Excerpts from a dataset:
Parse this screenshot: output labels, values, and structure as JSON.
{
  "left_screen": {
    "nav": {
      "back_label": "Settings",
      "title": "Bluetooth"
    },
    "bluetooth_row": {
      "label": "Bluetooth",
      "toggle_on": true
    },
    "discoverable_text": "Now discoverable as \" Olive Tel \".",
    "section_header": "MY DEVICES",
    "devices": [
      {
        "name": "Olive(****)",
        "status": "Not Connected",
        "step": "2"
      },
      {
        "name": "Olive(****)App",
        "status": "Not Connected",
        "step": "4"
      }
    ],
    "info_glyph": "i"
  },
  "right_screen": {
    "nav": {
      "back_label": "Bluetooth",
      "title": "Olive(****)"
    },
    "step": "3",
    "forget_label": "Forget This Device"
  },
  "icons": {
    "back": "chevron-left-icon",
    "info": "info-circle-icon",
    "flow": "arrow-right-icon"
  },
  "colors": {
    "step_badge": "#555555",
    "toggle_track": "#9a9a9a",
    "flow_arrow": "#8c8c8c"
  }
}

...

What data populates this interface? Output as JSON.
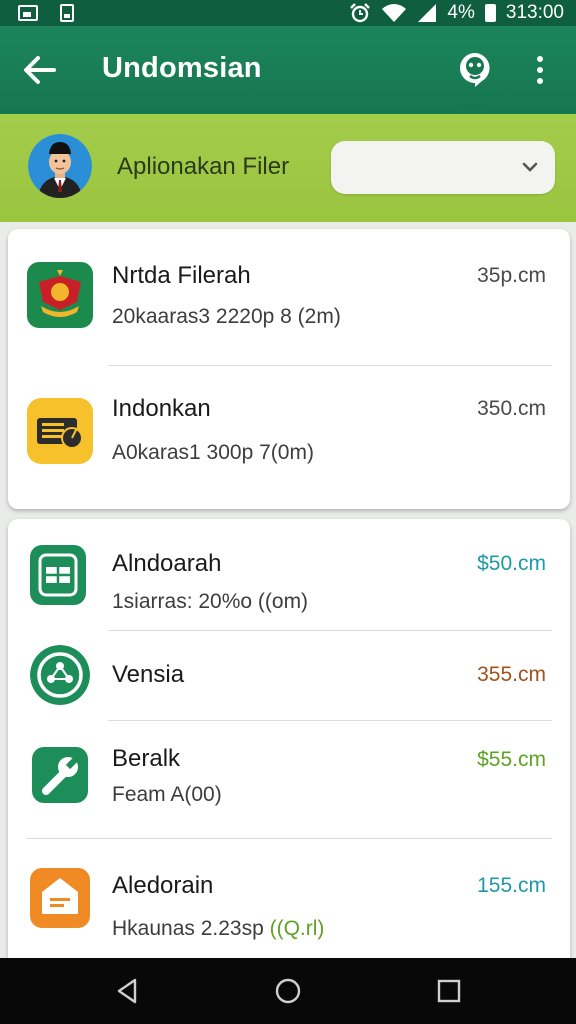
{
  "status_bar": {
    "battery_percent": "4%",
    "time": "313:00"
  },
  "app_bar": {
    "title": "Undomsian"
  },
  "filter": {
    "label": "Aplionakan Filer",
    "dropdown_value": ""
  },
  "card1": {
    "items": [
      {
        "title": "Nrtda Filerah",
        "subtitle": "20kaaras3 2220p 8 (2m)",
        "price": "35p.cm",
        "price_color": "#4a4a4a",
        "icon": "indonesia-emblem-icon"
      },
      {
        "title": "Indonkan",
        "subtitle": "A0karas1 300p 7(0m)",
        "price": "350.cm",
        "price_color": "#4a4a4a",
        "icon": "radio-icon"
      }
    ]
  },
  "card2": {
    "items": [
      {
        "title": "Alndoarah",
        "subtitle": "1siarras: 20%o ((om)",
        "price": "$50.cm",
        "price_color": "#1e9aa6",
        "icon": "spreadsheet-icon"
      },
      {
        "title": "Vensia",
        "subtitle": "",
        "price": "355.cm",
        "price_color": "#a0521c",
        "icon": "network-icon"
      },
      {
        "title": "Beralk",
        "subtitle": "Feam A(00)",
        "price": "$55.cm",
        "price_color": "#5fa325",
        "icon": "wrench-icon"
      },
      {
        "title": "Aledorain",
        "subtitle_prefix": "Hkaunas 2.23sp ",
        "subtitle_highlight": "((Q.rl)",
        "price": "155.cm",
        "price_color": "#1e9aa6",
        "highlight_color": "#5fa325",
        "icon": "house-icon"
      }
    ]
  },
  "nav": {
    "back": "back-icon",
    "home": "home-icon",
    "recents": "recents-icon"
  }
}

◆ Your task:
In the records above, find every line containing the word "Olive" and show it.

◆ Expected output:
    "discoverable_text": "Now discoverable as \" Olive Tel \".",
        "name": "Olive(****)",
        "name": "Olive(****)App",
      "title": "Olive(****)"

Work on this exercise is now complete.